As a young real estate investor, I get asked a lot of questions from first-time home buyers and potential investors. I started fairly young and have had my fair share of learning opportunities. Not only is it a passion of mine, but real estate investing is something more and more 20-somethings are beginning to do.
In some cases, experience is the best teacher. However, there are pieces of information I really wish someone had told me, before I purchased my first property. Hopefully, these top 5 real estate investment tips will save you some headache and expense.
Real Estate Investment Tip #5:
Any money you plan to use for the down payment of the home SHOULD be in your bank account for at least 3 months prior to requesting a mortgage. When it comes to investment property, mortgage companies are much stricter when it comes to gift money and cash flow. Let’s say you cashed in on a stock investment and suddenly had a $10,000 check written out to you. The bank wants to know exactly where it came from and see the paper trail for proof. To eliminate any questions, it’s best to take care of any out-of-the-ordinary cash transfers at least 3 months prior to applying for a mortgage. Typically, mortgage companies only need to see the last 3 months worth of bank statements. If you deposited a large sum of money 5 months ago, they won’t even see it. So save yourself the paperwork, headache, and time by making sure all the funds you’ll need are deposited long before you ask the mortgage company for a loan.
Real Estate Investment Tip #4:
There are a few key people who are best to have in place, prior to starting the process. If you don’t have a chance to do this before starting the process, it’s best to have them in place prior to making an offer on a home.
- Real Estate Attorney
- Mortgage Company
- Inspector (to inspect the home for foundation issues and termites)
All of these people will be extremely important in ensuring the process goes smoothly. It’s best to get referrals or recommendations from others who have purchased homes before. Above, I’ve included links to some of the companies I’ve used in the past. However, you should always do your due diligence before signing on with anyone.
Real Estate Investment Tip #3:
Don’t be afraid to negotiate. Real estate investing is not for the shy-at-heart. The sellers are looking to get the best deal, and so are you. I have always offered less than what my realtors recommended and I’ve always purchased at a price I was happy with. You need to do what you’re comfortable with, but you should expect to negotiate. You should expect the sellers to reject your first offer and counter with a higher number. If they accept your first offer, you likely offered too much in your initial offer.
In most cases, you’ll dialogue a few times with the sellers (through your realtor) to reach a number mutually acceptable. And in the words of our current President, Donald Trump, always be willing to walk away. They need you more than you need them.
Real Estate Investment Tip #2:
Make sure you have 6 months worth of mortgage payments in your bank account, prior to setting the closing date. I learned this one the hard way. We were less than 2 weeks away from my first closing when my mortgage company noticed I didn’t have enough funds to cover the first 6 months worth of mortgage payments. Thankfully, I had other means of cash that I was able to deposit into my account. In the entire process, no one told me this was mandatory, nor did anyone communicate it to me until it was almost too late. Had I not had enough money to cover the first 6 months of mortgage payments, the mortgage company would not have approved my mortgage.

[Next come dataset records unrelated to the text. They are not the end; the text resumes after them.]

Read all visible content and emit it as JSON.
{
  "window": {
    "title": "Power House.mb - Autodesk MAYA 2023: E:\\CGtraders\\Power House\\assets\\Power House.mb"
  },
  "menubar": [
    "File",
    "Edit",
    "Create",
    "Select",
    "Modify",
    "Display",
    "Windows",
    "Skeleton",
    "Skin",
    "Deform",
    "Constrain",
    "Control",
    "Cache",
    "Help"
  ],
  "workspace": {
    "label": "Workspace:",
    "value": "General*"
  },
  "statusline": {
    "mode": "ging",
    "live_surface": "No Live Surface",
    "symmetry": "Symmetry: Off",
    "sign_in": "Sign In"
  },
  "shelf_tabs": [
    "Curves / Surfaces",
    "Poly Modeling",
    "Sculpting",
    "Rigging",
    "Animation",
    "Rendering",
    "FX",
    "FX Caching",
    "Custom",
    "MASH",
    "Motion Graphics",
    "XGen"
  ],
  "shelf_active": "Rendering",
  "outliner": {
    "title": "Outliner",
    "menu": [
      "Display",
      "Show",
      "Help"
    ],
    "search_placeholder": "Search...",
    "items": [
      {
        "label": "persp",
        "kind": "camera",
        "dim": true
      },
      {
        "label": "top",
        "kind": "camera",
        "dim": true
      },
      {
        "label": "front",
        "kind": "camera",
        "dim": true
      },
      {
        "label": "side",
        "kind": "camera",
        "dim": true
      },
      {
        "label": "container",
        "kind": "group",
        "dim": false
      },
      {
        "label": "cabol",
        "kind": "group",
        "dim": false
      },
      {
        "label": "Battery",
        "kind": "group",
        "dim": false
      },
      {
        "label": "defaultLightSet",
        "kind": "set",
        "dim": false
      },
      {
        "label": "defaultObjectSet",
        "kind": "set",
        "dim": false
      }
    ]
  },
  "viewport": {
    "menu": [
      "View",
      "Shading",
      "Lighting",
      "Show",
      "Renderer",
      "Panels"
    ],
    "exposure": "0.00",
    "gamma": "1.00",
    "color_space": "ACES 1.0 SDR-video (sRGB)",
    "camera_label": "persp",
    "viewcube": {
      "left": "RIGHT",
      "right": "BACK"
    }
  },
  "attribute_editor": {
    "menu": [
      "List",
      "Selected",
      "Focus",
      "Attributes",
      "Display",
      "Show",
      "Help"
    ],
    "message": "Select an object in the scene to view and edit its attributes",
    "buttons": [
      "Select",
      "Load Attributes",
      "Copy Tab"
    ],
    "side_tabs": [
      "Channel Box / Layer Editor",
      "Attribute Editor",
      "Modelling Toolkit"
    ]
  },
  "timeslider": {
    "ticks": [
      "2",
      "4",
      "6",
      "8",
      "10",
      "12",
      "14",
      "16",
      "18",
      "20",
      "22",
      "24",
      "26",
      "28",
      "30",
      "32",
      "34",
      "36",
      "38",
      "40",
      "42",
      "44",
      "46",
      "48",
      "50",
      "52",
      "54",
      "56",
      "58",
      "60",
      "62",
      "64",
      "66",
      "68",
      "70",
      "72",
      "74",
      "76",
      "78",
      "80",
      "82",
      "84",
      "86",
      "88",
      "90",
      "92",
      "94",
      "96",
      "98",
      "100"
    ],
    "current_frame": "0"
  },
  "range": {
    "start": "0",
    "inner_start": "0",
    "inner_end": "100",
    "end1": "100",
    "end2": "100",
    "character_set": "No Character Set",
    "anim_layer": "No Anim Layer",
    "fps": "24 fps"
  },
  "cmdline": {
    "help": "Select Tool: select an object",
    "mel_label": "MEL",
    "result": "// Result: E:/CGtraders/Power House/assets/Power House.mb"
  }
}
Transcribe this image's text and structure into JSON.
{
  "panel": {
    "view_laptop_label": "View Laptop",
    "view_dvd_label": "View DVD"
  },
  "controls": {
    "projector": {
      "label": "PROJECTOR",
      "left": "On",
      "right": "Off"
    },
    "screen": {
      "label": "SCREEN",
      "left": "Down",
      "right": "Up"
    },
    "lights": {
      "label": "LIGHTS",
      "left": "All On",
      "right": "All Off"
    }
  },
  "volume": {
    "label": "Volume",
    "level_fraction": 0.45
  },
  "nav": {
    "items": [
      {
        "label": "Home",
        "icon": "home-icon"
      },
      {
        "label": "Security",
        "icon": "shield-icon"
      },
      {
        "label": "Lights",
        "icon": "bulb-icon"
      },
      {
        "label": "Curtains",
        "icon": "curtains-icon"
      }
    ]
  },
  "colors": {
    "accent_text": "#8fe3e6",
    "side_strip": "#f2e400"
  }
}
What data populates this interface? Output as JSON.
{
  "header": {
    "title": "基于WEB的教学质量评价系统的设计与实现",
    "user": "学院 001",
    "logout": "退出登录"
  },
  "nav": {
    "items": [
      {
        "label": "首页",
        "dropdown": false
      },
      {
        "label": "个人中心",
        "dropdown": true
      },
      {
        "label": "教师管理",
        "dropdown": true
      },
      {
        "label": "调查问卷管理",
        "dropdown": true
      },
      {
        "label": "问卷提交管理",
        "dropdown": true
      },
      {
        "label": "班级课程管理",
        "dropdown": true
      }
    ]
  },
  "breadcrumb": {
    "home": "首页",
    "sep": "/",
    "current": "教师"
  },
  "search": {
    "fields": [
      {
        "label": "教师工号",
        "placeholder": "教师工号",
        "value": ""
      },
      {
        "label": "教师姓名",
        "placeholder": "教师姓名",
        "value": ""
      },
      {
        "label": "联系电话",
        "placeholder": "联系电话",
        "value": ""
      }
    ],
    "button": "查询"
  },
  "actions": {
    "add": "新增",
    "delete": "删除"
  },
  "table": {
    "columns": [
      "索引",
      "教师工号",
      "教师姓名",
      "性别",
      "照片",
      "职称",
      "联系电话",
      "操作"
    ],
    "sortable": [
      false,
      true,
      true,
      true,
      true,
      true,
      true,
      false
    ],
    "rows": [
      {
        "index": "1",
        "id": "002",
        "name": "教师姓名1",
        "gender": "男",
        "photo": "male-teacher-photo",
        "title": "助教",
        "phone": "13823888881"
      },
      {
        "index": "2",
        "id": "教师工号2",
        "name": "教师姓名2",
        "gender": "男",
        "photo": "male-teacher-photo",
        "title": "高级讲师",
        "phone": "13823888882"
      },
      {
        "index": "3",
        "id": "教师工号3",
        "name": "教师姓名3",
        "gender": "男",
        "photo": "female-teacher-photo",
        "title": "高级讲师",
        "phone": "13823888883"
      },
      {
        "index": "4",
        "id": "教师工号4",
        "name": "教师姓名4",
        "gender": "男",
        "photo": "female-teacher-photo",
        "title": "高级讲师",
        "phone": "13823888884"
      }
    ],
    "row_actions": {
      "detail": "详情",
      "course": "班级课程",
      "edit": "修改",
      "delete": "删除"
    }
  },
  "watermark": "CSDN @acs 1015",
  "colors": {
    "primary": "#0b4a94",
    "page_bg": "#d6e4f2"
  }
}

*Worth Noting* To this day, I have never had a mortgage company tell me this was needed, even though I’ve started down the road multiple times and have closed on other properties since then. Some things you only learn from experience, so hopefully this tip saves you from the headache it caused me.
Real Estate Investment Tip #1:
Always expect it to be more expensive than the original costs you’re told. It’s an ongoing joke in real estate. There are always surprise costs that magically show up at closing. If you’ve priced everything out and you don’t have at least a few thousand dollars available, in the event things end up costing more than expected, hold off on your purchase until you do. Otherwise, you might find you’ve spread yourself too thin and you may not be able to close on the property.
Don’t bank on being able to rent it as soon as you close. Without fail, all of my properties took 6 months to rent. My tenants are phenomenal and have been living in the homes for a few years now. They were worth the wait, but if I didn’t have enough funds to pay the mortgage, HOA fees, taxes, and insurance in the meantime, I would’ve been in trouble.
Always anticipate needing to spend more than you were told and prepare accordingly.
Have Questions About Real Estate?
Thinking of trying your hand at real estate investing? I’d love to answer any questions you might have. Comment below and let’s get the conversation going!